Work request —
Under this task are some entries; return every one of them exactly.

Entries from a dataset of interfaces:
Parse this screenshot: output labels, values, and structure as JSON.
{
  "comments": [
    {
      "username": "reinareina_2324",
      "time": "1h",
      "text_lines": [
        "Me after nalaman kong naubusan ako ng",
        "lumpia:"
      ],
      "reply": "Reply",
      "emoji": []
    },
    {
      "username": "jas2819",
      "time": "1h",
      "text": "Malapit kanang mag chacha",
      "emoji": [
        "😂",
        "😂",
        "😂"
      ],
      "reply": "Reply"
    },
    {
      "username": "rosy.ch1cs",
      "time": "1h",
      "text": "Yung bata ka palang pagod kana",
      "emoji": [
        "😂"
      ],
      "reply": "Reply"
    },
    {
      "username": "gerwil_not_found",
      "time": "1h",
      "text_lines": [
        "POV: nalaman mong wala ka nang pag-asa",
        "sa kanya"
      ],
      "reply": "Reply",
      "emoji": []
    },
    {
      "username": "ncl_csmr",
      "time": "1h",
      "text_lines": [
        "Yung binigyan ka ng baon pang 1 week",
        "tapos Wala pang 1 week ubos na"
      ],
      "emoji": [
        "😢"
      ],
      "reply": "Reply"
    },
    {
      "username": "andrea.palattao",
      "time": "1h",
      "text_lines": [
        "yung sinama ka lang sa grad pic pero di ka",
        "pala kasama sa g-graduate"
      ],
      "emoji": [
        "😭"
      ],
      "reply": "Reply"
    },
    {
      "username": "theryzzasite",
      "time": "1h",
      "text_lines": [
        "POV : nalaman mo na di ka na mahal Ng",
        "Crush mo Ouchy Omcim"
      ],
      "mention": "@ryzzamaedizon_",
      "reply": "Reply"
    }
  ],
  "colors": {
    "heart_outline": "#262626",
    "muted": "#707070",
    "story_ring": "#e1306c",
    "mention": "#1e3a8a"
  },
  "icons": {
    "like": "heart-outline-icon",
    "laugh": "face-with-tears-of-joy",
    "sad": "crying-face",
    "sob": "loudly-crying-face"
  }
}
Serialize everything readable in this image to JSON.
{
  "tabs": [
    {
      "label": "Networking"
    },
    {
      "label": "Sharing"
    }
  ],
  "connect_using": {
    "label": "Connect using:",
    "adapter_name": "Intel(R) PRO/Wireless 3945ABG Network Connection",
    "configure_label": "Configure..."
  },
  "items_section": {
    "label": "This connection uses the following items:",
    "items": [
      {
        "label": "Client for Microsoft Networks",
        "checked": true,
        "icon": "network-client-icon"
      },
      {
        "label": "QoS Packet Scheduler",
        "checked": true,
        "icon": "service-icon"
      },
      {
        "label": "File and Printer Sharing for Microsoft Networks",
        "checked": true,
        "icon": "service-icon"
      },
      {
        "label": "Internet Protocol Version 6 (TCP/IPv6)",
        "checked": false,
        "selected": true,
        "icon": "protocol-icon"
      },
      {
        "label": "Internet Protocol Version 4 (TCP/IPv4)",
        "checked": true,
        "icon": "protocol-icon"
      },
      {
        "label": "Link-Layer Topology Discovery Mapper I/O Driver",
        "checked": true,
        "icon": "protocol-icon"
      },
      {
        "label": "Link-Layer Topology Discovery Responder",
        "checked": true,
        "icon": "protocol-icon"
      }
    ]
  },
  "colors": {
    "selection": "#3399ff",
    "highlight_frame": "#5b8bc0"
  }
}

Result of this exercise —
Parse this screenshot: output labels, values, and structure as JSON.
{
  "comments": [
    {
      "username": "reinareina_2324",
      "time": "1h",
      "text_lines": [
        "Me after nalaman kong naubusan ako ng",
        "lumpia:"
      ],
      "reply": "Reply",
      "emoji": []
    },
    {
      "username": "jas2819",
      "time": "1h",
      "text": "Malapit kanang mag chacha",
      "emoji": [
        "😂",
        "😂",
        "😂"
      ],
      "reply": "Reply"
    },
    {
      "username": "rosy.ch1cs",
      "time": "1h",
      "text": "Yung bata ka palang pagod kana",
      "emoji": [
        "😂"
      ],
      "reply": "Reply"
    },
    {
      "username": "gerwil_not_found",
      "time": "1h",
      "text_lines": [
        "POV: nalaman mong wala ka nang pag-asa",
        "sa kanya"
      ],
      "reply": "Reply",
      "emoji": []
    },
    {
      "username": "ncl_csmr",
      "time": "1h",
      "text_lines": [
        "Yung binigyan ka ng baon pang 1 week",
        "tapos Wala pang 1 week ubos na"
      ],
      "emoji": [
        "😢"
      ],
      "reply": "Reply"
    },
    {
      "username": "andrea.palattao",
      "time": "1h",
      "text_lines": [
        "yung sinama ka lang sa grad pic pero di ka",
        "pala kasama sa g-graduate"
      ],
      "emoji": [
        "😭"
      ],
      "reply": "Reply"
    },
    {
      "username": "theryzzasite",
      "time": "1h",
      "text_lines": [
        "POV : nalaman mo na di ka na mahal Ng",
        "Crush mo Ouchy Omcim"
      ],
      "mention": "@ryzzamaedizon_",
      "reply": "Reply"
    }
  ],
  "colors": {
    "heart_outline": "#262626",
    "muted": "#707070",
    "story_ring": "#e1306c",
    "mention": "#1e3a8a"
  },
  "icons": {
    "like": "heart-outline-icon",
    "laugh": "face-with-tears-of-joy",
    "sad": "crying-face",
    "sob": "loudly-crying-face"
  }
}
Serialize everything readable in this image to JSON.
{
  "tabs": [
    {
      "label": "Networking"
    },
    {
      "label": "Sharing"
    }
  ],
  "connect_using": {
    "label": "Connect using:",
    "adapter_name": "Intel(R) PRO/Wireless 3945ABG Network Connection",
    "configure_label": "Configure..."
  },
  "items_section": {
    "label": "This connection uses the following items:",
    "items": [
      {
        "label": "Client for Microsoft Networks",
        "checked": true,
        "icon": "network-client-icon"
      },
      {
        "label": "QoS Packet Scheduler",
        "checked": true,
        "icon": "service-icon"
      },
      {
        "label": "File and Printer Sharing for Microsoft Networks",
        "checked": true,
        "icon": "service-icon"
      },
      {
        "label": "Internet Protocol Version 6 (TCP/IPv6)",
        "checked": false,
        "selected": true,
        "icon": "protocol-icon"
      },
      {
        "label": "Internet Protocol Version 4 (TCP/IPv4)",
        "checked": true,
        "icon": "protocol-icon"
      },
      {
        "label": "Link-Layer Topology Discovery Mapper I/O Driver",
        "checked": true,
        "icon": "protocol-icon"
      },
      {
        "label": "Link-Layer Topology Discovery Responder",
        "checked": true,
        "icon": "protocol-icon"
      }
    ]
  },
  "colors": {
    "selection": "#3399ff",
    "highlight_frame": "#5b8bc0"
  }
}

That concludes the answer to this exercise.